regardsJanuary 25, 2017 at 21:05 #5293
gm, the only possible explanation is your password is incorrect because AxCrypt 1 cannot suddenly change passwords. The ZIP file makes no difference to the .AXX file.
Open Notepad, type down all possibilities of your password and then copy and paste them into AxCrypt to attempt to decrypt your file.
Also make sure CAPS LOCK is turned off.
If you’ve forgotten your password it’ll be impossible to decrypt your file unless you know 99% of the characters in your password. If you do then you could attempt to brute force it – that means try every single possibility; this could take an exceptionally long time!
That’s why it’s so important not to forget your password when using encryption.January 25, 2017 at 21:51 #5294
Could you perhaps provide a screen shot of the situation? It’s not clear just exactly what your situation is.January 25, 2017 at 22:31 #5297
thanks to all for the replies, I remove AXcrypt and then reinstalled and now when I click on a file it asks for a password, I put the same pwd that was set for the old version of AxCrypt but it does not recognize it.
It’s not a big damage because in any case I can got the files again from other drives where they are not encrypted..but I cannot understand why I cannot open the files with the unique pwd that was set. for sure everything was fine before putting all these in file in a rar file…
Just for fun I will try to find a bruteforce attack password cracker and try to retreive the pwd that for sure should be the one the I set months ago, I usually set password with specific part of word and number so I can limit the research to a specific range of characters.
–January 26, 2017 at 12:35 #5307
Not sure, but from what it sounds like you’re trying to sign in to AxCrypt using an email adress and your old file password.
Perhaps you can describe in more detail what you’re doing? Please be aware that AxCrypt 2 works a little differently than AxCrypt 1 – but it does allow you to open all AxCrypt 1 files as long as you know the password that was originally used to encrypt them.February 10, 2017 at 11:22 #5458
the app on my pc will not accept my password the website will but the app won’t can some one help?February 10, 2017 at 19:28 #5460

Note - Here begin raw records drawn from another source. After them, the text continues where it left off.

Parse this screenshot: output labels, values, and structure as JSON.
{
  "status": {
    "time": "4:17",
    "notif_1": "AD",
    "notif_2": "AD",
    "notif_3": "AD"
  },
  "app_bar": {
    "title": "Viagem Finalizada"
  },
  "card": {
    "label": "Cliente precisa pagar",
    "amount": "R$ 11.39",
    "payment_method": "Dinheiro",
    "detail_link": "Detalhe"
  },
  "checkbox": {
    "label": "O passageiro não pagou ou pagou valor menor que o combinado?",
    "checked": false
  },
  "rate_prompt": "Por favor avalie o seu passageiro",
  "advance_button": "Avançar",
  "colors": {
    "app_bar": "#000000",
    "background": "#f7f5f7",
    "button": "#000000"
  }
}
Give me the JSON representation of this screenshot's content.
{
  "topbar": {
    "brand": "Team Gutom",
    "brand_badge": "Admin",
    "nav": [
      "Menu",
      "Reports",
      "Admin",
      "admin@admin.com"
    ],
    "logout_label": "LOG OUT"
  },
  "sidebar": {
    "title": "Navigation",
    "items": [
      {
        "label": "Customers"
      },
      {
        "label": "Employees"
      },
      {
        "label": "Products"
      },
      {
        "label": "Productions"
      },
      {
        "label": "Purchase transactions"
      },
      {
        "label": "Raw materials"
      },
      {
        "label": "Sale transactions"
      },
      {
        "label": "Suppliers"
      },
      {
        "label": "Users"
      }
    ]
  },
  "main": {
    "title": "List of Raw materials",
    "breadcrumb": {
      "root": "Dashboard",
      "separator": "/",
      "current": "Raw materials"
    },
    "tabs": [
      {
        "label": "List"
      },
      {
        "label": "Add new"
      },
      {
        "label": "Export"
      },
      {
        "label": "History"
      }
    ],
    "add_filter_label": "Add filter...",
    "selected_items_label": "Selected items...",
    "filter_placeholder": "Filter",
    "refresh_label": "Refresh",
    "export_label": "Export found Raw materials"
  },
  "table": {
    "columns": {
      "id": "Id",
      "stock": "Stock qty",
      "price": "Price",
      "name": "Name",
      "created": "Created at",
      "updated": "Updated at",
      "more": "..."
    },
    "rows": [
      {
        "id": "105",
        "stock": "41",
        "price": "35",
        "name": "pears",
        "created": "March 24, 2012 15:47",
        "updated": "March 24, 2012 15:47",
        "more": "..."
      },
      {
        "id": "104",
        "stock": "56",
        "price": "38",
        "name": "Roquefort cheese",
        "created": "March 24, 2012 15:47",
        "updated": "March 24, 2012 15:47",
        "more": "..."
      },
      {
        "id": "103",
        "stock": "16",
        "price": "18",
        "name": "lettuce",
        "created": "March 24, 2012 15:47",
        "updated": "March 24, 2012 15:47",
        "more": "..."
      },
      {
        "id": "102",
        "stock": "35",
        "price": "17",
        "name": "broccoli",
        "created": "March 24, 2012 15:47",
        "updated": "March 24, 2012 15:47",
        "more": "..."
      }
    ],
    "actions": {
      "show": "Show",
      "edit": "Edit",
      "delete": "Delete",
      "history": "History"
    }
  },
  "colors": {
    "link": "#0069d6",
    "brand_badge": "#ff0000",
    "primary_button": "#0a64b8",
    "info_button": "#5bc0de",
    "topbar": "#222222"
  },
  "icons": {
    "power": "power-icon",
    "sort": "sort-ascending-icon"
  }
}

- Have you changed your password? If you have then try your old password.
- Were the files encrypted with v1? If they were then use your v1 password.